We have heard whispers of an F1 team entering at Pikes Peak and some idea of the possible contenders.

In The Drive's interview with Travis Pastrana on Thursday, in advance of the 96th Pikes Peak International Hill Climb, Pastrana revealed that he's heard rumors of a possible Formula 1 entry in the race's future.

"There's talk now of an F1 team coming out here," Pastrana told The Drive. "I've heard, I'm not saying who, or from what, it's not me for sure."

Pastrana confirmed that the rumor does not concern either of the Formula 1 teams operated by his former sponsor, Red Bull, which includes Red Bull Racing and Scuderia Toro Rosso-Honda. His connections within the motorsport world lends credence to the rumor he reports, as does his caginess about his source.

The Pikes Peak International Hill Climb is held annually on the eponymous mountain, which was fully paved in 2012 after a lawsuit by an environmental group; It is not the dirt road it once was. Volkswagen rewrote the course record at this year's race, deploying Romain Dumas and its 680 horsepower I.D. R electric prototype to storm the mountain in 7:57.148. The company's Pikes Peak program is in part a marketing move to call attention to the brand, and associate Volkswagen's name with electric vehicles in lieu of the polluting diesel vehicles that kicked off a string of diesel emissions scandals which would involve several international automakers.

Marketing value is key to identifying which Formula 1 teams could potentially gain from a Pikes Peak race entry. With both Red Bull-operated teams counted out, eight remain: Ferrari, Mercedes, McLaren, Renault, Williams, Alfa Romeo Sauber, Force India, and Haas.

Limited value gleaned from a Pikes Peak campaign by sponsors or owners and budgetary challenges immediately paint Williams and Force India as unlikely candidates.
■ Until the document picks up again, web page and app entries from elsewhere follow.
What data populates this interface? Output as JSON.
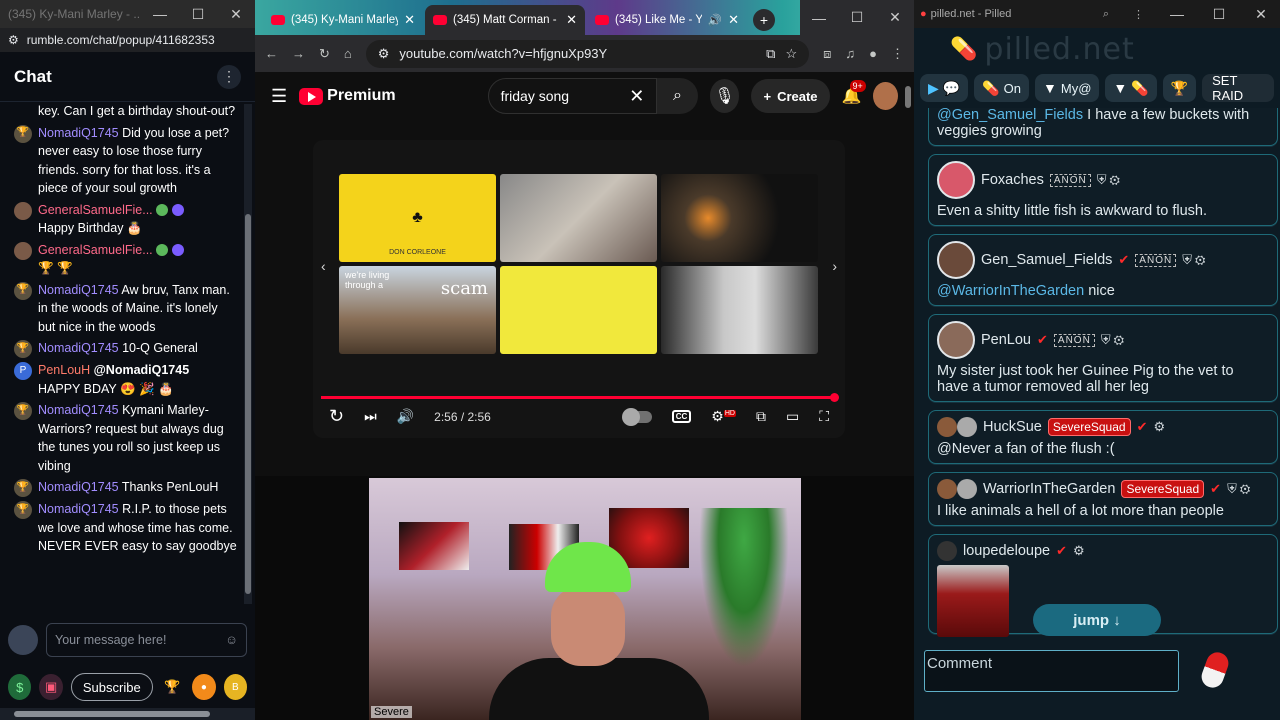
{
  "rumble": {
    "window_title": "(345) Ky-Mani Marley - ...",
    "url": "rumble.com/chat/popup/411682353",
    "header_title": "Chat",
    "messages": [
      {
        "user": "",
        "text": "key. Can I get a birthday shout-out?",
        "kind": "nomad"
      },
      {
        "user": "NomadiQ1745",
        "text": "Did you lose a pet? never easy to lose those furry friends. sorry for that loss. it's a piece of your soul growth",
        "kind": "nomad"
      },
      {
        "user": "GeneralSamuelFie...",
        "text": "Happy Birthday 🎂",
        "kind": "gen"
      },
      {
        "user": "GeneralSamuelFie...",
        "text": "🏆 🏆",
        "kind": "gen"
      },
      {
        "user": "NomadiQ1745",
        "text": "Aw bruv, Tanx man. in the woods of Maine. it's lonely but nice in the woods",
        "kind": "nomad"
      },
      {
        "user": "NomadiQ1745",
        "text": "10-Q General",
        "kind": "nomad"
      },
      {
        "user": "PenLouH",
        "mention": "@NomadiQ1745",
        "text": "HAPPY BDAY 😍 🎉 🎂",
        "kind": "pen",
        "avatar_letter": "P"
      },
      {
        "user": "NomadiQ1745",
        "text": "Kymani Marley-Warriors? request but always dug the tunes you roll so just keep us vibing",
        "kind": "nomad"
      },
      {
        "user": "NomadiQ1745",
        "text": "Thanks PenLouH",
        "kind": "nomad"
      },
      {
        "user": "NomadiQ1745",
        "text": "R.I.P. to those pets we love and whose time has come. NEVER EVER easy to say goodbye",
        "kind": "nomad"
      }
    ],
    "input_placeholder": "Your message here!",
    "subscribe_label": "Subscribe"
  },
  "browser": {
    "tabs": [
      {
        "label": "(345) Ky-Mani Marley",
        "active": false
      },
      {
        "label": "(345) Matt Corman -",
        "active": true
      },
      {
        "label": "(345) Like Me - Yo",
        "active": false
      }
    ],
    "url": "youtube.com/watch?v=hfjgnuXp93Y"
  },
  "youtube": {
    "brand": "Premium",
    "search_value": "friday song",
    "create_label": "Create",
    "notification_count": "9+",
    "thumb_texts": [
      "DON CORLEONE",
      "scam",
      "we're living through a"
    ],
    "time": "2:56 / 2:56",
    "progress": 1.0,
    "cc_label": "CC",
    "hd_label": "HD"
  },
  "webcam": {
    "label": "Severe"
  },
  "pilled": {
    "window_title": "pilled.net - Pilled",
    "logo": "pilled.net",
    "toolbar": {
      "on_label": "On",
      "my_label": "My@",
      "raid_label": "SET RAID"
    },
    "anon_label": "ANON",
    "posts": [
      {
        "user": "",
        "mention": "@Gen_Samuel_Fields",
        "text": "I have a few buckets with veggies growing"
      },
      {
        "user": "Foxaches",
        "mention": "",
        "text": "Even a shitty little fish is awkward to flush."
      },
      {
        "user": "Gen_Samuel_Fields",
        "mention": "@WarriorInTheGarden",
        "text": "nice"
      },
      {
        "user": "PenLou",
        "mention": "",
        "text": "My sister just took her Guinee Pig to the vet to have a tumor removed all her leg"
      },
      {
        "user": "HuckSue",
        "tag": "SevereSquad",
        "mention": "",
        "text": "@Never a fan of the flush :("
      },
      {
        "user": "WarriorInTheGarden",
        "tag": "SevereSquad",
        "mention": "",
        "text": "I like animals a hell of a lot more than people"
      },
      {
        "user": "loupedeloupe",
        "mention": "",
        "text": ""
      }
    ],
    "jump_label": "jump ↓",
    "comment_placeholder": "Comment"
  },
  "colors": {
    "youtube_red": "#ff0033",
    "rumble_name_purple": "#a28dff",
    "rumble_name_pink": "#ff6a8a",
    "pilled_accent": "#1e6a78",
    "severe_tag": "#c81010"
  }
}
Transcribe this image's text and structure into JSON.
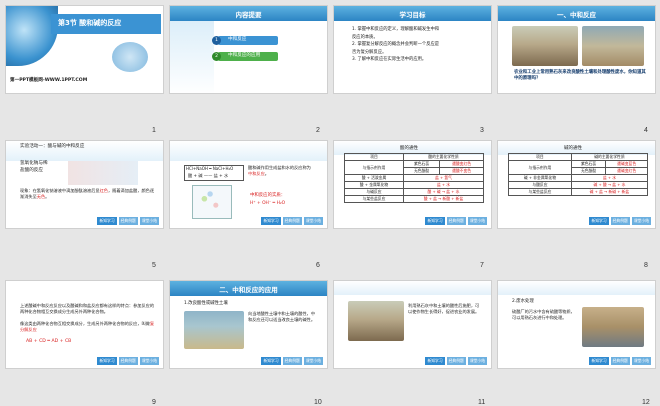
{
  "thumbnails": [
    {
      "number": "1",
      "title": "第3节  酸和碱的反应",
      "footer": "第一PPT模板网-WWW.1PPT.COM"
    },
    {
      "number": "2",
      "header": "内容提要",
      "items": [
        "中和反应",
        "中和反应的应用"
      ],
      "item_markers": [
        "1",
        "2"
      ]
    },
    {
      "number": "3",
      "header": "学习目标",
      "items": [
        "1.  掌握中和反应的定义，理解酸和碱发生中和",
        "     反应的本质。",
        "2.  掌握复分解反应的概念并会判断一个反应是",
        "     否为复分解反应。",
        "3.  了解中和反应在实际生活中的应用。"
      ]
    },
    {
      "number": "4",
      "header": "一、中和反应",
      "caption": "农业和工业上常用熟石灰来改良酸性土壤和处理酸性废水，你知道其中的原理吗？"
    },
    {
      "number": "5",
      "section": "实验活动一：酸与碱的中和反应",
      "labels": [
        "氢氧化钠与稀",
        "盐酸的反应"
      ],
      "observation_prefix": "现象：在氢氧化钠溶液中滴加酚酞溶液后显",
      "observation_red": "红色",
      "observation_mid": "，随着滴加盐酸，颜色逐渐消失至",
      "observation_end": "无色",
      "observation_suffix": "。"
    },
    {
      "number": "6",
      "equation": "HCl+NaOH ═ NaCl+H₂O",
      "scheme": "酸 + 碱 —— 盐 + 水",
      "note_prefix": "酸和碱作用生成盐和水的反应称为",
      "note_term": "中和反应",
      "note_suffix": "。",
      "essence_label": "中和反应的实质：",
      "essence_formula": "H⁺ + OH⁻ ═ H₂O"
    },
    {
      "number": "7",
      "table_title": "酸的通性",
      "rows": [
        [
          "项目",
          "酸的主要化学性质"
        ],
        [
          "与指示剂作用",
          "紫色石蕊",
          "遇酸变红色"
        ],
        [
          "",
          "无色酚酞",
          "遇酸不变色"
        ],
        [
          "酸 + 活泼金属",
          "盐 + 氢气"
        ],
        [
          "酸 + 金属氧化物",
          "盐 + 水"
        ],
        [
          "与碱反应",
          "酸 + 碱 → 盐 + 水"
        ],
        [
          "与某些盐反应",
          "酸 + 盐 → 新酸 + 新盐"
        ]
      ]
    },
    {
      "number": "8",
      "table_title": "碱的通性",
      "rows": [
        [
          "项目",
          "碱的主要化学性质"
        ],
        [
          "与指示剂作用",
          "紫色石蕊",
          "遇碱变蓝色"
        ],
        [
          "",
          "无色酚酞",
          "遇碱变红色"
        ],
        [
          "碱 + 非金属氧化物",
          "盐 + 水"
        ],
        [
          "与酸反应",
          "碱 + 酸 → 盐 + 水"
        ],
        [
          "与某些盐反应",
          "碱 + 盐 → 新碱 + 新盐"
        ]
      ]
    },
    {
      "number": "9",
      "para1": "上述酸碱中和反应反应以及酸碱和和盐反应都有这样的特点：参加反应的两种化合物相互交换成分生成另外两种化合物。",
      "para2": "像这类由两种化合物互相交换成分，生成另外两种化合物的反应，叫做",
      "para2_term": "复分解反应",
      "formula": "AB + CD ═ AD + CB"
    },
    {
      "number": "10",
      "header": "二、中和反应的应用",
      "sub": "1.改良酸性或碱性土壤",
      "body": "向当地酸性土壤中和土壤的酸性，中和反应还可以适当改良土壤的碱性。"
    },
    {
      "number": "11",
      "body": "利用熟石灰中和土壤的酸性后施肥，可以使作物生长得好，促进农业的发展。"
    },
    {
      "number": "12",
      "sub": "2.废水处理",
      "body": "硫酸厂的污水中含有硫酸等物质，可以用熟石灰进行中和处理。"
    }
  ],
  "mini_tabs": [
    "新知学习",
    "经典例题",
    "课堂小结"
  ],
  "colors": {
    "accent": "#2c84c4",
    "red": "#d81e1e"
  }
}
Renault has the budget, but does not sell cars in the United States. Ferrari and Mercedes both have the budget, but their marketing itch is for now scratched by their battle for the lead of the 2018 constructors' championship.
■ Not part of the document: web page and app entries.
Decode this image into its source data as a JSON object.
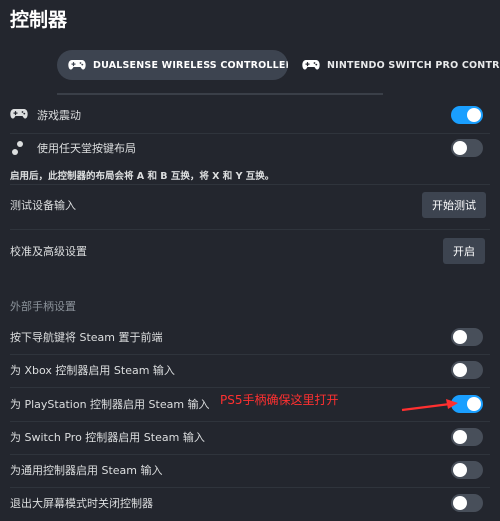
{
  "page": {
    "title": "控制器"
  },
  "tabs": [
    {
      "label": "DUALSENSE WIRELESS CONTROLLER",
      "icon": "gamepad-icon",
      "active": true
    },
    {
      "label": "NINTENDO SWITCH PRO CONTROLLER",
      "icon": "gamepad-icon",
      "active": false
    }
  ],
  "settings": {
    "vibration": {
      "label": "游戏震动",
      "icon": "gamepad-icon",
      "on": true
    },
    "nintendo_layout": {
      "label": "使用任天堂按键布局",
      "icon": "buttons-icon",
      "on": false
    },
    "layout_note": "启用后，此控制器的布局会将 A 和 B 互换，将 X 和 Y 互换。",
    "test_input": {
      "label": "测试设备输入",
      "button": "开始测试"
    },
    "calibration": {
      "label": "校准及高级设置",
      "button": "开启"
    }
  },
  "external": {
    "section_title": "外部手柄设置",
    "items": [
      {
        "label": "按下导航键将 Steam 置于前端",
        "on": false
      },
      {
        "label": "为 Xbox 控制器启用 Steam 输入",
        "on": false
      },
      {
        "label": "为 PlayStation 控制器启用 Steam 输入",
        "on": true
      },
      {
        "label": "为 Switch Pro 控制器启用 Steam 输入",
        "on": false
      },
      {
        "label": "为通用控制器启用 Steam 输入",
        "on": false
      },
      {
        "label": "退出大屏幕模式时关闭控制器",
        "on": false
      }
    ]
  },
  "annotation": {
    "text": "PS5手柄确保这里打开",
    "color": "#ff3030"
  },
  "colors": {
    "accent": "#1a9fff",
    "background": "#23262e",
    "button": "#3d4450"
  }
}
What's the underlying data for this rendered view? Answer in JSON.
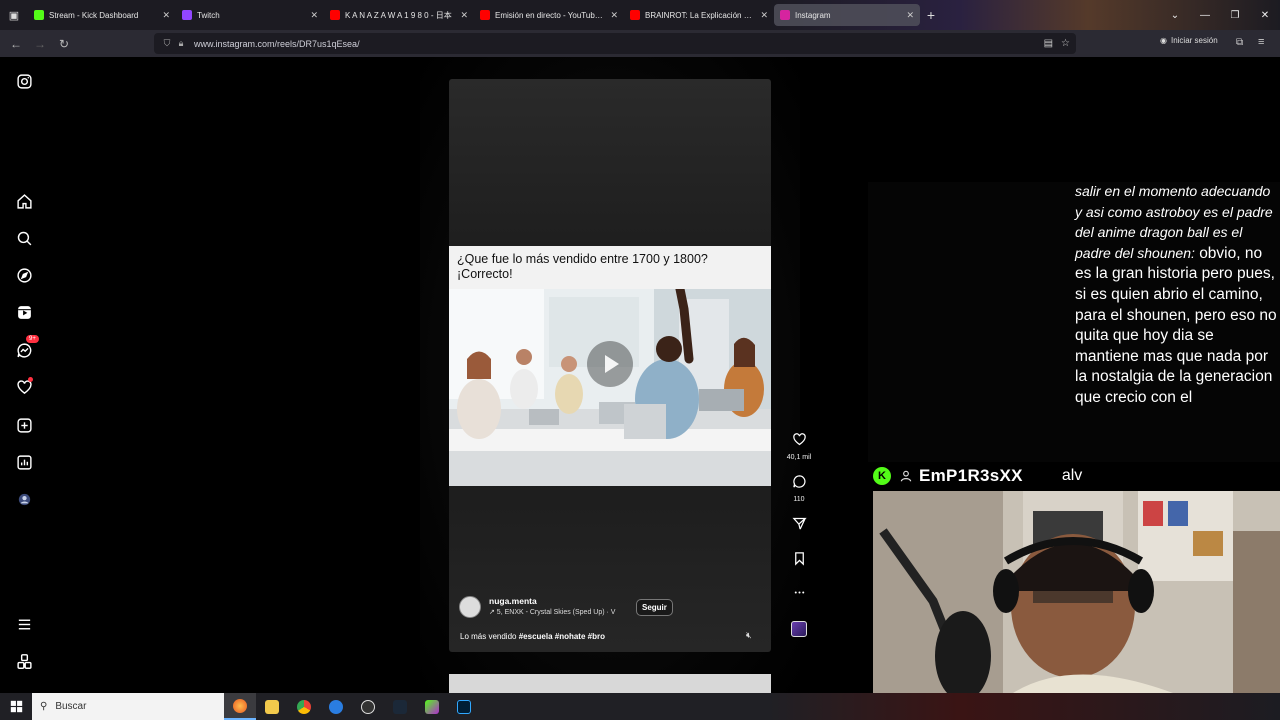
{
  "browser": {
    "tabs": [
      {
        "title": "Stream - Kick Dashboard",
        "color": "#53fc18"
      },
      {
        "title": "Twitch",
        "color": "#9146ff"
      },
      {
        "title": "K A N A Z A W A  1 9 8 0 - 日本",
        "color": "#ff0000"
      },
      {
        "title": "Emisión en directo - YouTube S",
        "color": "#ff0000"
      },
      {
        "title": "BRAINROT: La Explicación Más E",
        "color": "#ff0000"
      },
      {
        "title": "Instagram",
        "color": "#d6249f",
        "active": true
      }
    ],
    "url": "www.instagram.com/reels/DR7us1qEsea/",
    "signin_label": "Iniciar sesión"
  },
  "sidebar": {
    "icons": [
      "instagram-logo-icon",
      "home-icon",
      "search-icon",
      "explore-icon",
      "reels-icon",
      "messages-icon",
      "notifications-icon",
      "create-icon",
      "dashboard-icon",
      "profile-avatar",
      "more-menu-icon",
      "also-from-meta-icon"
    ],
    "messages_badge": "9+"
  },
  "reel": {
    "meme_text_line1": "¿Que fue lo más vendido entre 1700 y 1800?",
    "meme_text_line2": "¡Correcto!",
    "author": "nuga.menta",
    "audio": "↗ 5, ENXK - Crystal Skies (Sped Up) · V",
    "follow_label": "Seguir",
    "caption_text": "Lo más vendido",
    "caption_tags": "#escuela #nohate #bro",
    "likes": "40,1 mil",
    "comments": "110"
  },
  "stream": {
    "chat_italic": "salir en el momento adecuando y asi como astroboy es el padre del anime dragon ball es el padre del shounen:",
    "chat_text": "obvio, no es la gran historia pero pues, si es quien abrio el camino, para el shounen, pero eso no quita que hoy dia se mantiene mas que nada por la nostalgia de la generacion que crecio con el",
    "username": "EmP1R3sXX",
    "user_message": "alv"
  },
  "taskbar": {
    "search_placeholder": "Buscar"
  },
  "colors": {
    "instagram_red": "#ff3040",
    "kick_green": "#53fc18",
    "browser_chrome": "#2b2a33"
  }
}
Haas might have the budget, and being based in North Carolina, they can almost consider Pikes Peak a local race, given the global scale on which they operate. Team owner Gene Haas' goal with his team is equal parts running a Formula 1 operation in his name and promoting his CNC machinery manufacturer internationally—Pikes Peak is his domestic market, one in which his company already has a solid presence.

McLaren has the budget, is expanding its North American racing enterprise to Indycar, and could use some positive press for once, but the value of a Pikes Peak win to McLaren (which still lacks a title sponsor) is questionable, as the Formula 1 team and road car manufacturer are separate entities under the McLaren Technology Group. The entry in the 2018 race by Flying Lizard with its McLaren 12C GT3 cannot be interpreted as a Formula 1-linked endeavor.
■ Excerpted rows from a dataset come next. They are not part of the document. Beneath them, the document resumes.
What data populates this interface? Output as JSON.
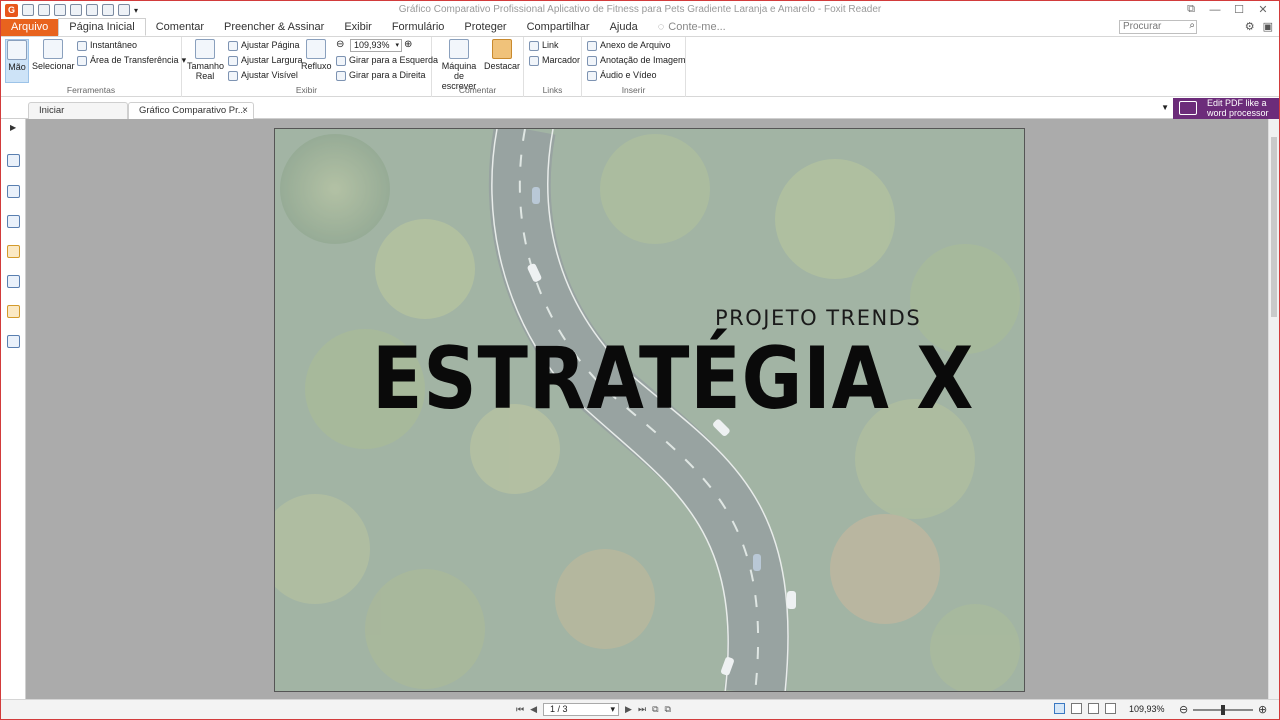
{
  "window": {
    "title": "Gráfico Comparativo Profissional Aplicativo de Fitness para Pets Gradiente Laranja e Amarelo - Foxit Reader"
  },
  "tabs": {
    "file": "Arquivo",
    "items": [
      "Página Inicial",
      "Comentar",
      "Preencher & Assinar",
      "Exibir",
      "Formulário",
      "Proteger",
      "Compartilhar",
      "Ajuda"
    ],
    "tell_me": "Conte-me...",
    "search_placeholder": "Procurar"
  },
  "ribbon": {
    "ferramentas": {
      "label": "Ferramentas",
      "hand": "Mão",
      "select": "Selecionar",
      "snapshot": "Instantâneo",
      "clipboard": "Área de Transferência"
    },
    "exibir": {
      "label": "Exibir",
      "actual_size_1": "Tamanho",
      "actual_size_2": "Real",
      "fit_page": "Ajustar Página",
      "fit_width": "Ajustar Largura",
      "fit_visible": "Ajustar Visível",
      "reflow": "Refluxo",
      "zoom_value": "109,93%",
      "rotate_left": "Girar para a Esquerda",
      "rotate_right": "Girar para a Direita"
    },
    "comentar": {
      "label": "Comentar",
      "typewriter_1": "Máquina de",
      "typewriter_2": "escrever",
      "highlight": "Destacar"
    },
    "links": {
      "label": "Links",
      "link": "Link",
      "bookmark": "Marcador"
    },
    "inserir": {
      "label": "Inserir",
      "file_attachment": "Anexo de Arquivo",
      "image_annotation": "Anotação de Imagem",
      "audio_video": "Áudio e Vídeo"
    }
  },
  "doc_tabs": {
    "start": "Iniciar",
    "current": "Gráfico Comparativo Pr...",
    "close": "×"
  },
  "promo": {
    "line1": "Edit PDF like a",
    "line2": "word processor"
  },
  "document": {
    "subtitle": "PROJETO TRENDS",
    "headline": "ESTRATÉGIA X"
  },
  "status": {
    "page_indicator": "1 / 3",
    "zoom": "109,93%"
  },
  "colors": {
    "file_tab": "#e8631e",
    "promo_bg": "#6c2c7a",
    "workspace": "#ababab",
    "selected_tool": "#cde3f7"
  }
}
The budget to enter Pikes Peak and the value in doing so is present for Alfa Romeo Sauber. Alfa Romeo reentered the U.S. market in 2014 after a 19-year absence, and may wish to promote itself through motorsport—the company is "thinking about" an Indycar return. Showing up to Pikes Peak with a Formula 1 car would be newsworthy on its own, and would leverage the Alfa Romeo brand in the Americas, regardless of race performance.

Its Formula 1 partner Sauber is not the wealthiest team, but the cost of operating a comparatively low-cost race like Pikes Peak would be chump change compared to a Grand Prix, and Alfa could front the investment to add a race to the team's schedule.

One of the biggest obstacles to a Formula 1 team entering Pikes Peak is the busy Grand Prix calendar in the late spring—this year's race coincided with the French Grand Prix. Any Pikes Peak involvement would demand a free weekend, and with the sport's commercial rights holder wanting more Grands Prix per season, a free June weekend looks unlikely.

The Drive reached each team for comment on interest in entering Pikes Peak. McLaren confirmed no intent to compete at the hill climb, Sauber could not be reached for comment, and Alfa Romeo has already issued a statement regarding entry into Pikes Peak.

"At this time, Alfa Romeo is not exploring involvement in the Pikes Peak International Hill Climb either on our own or in partnership with any race teams," stated a company spokesperson to The Drive. Mercedes issued a similar statement.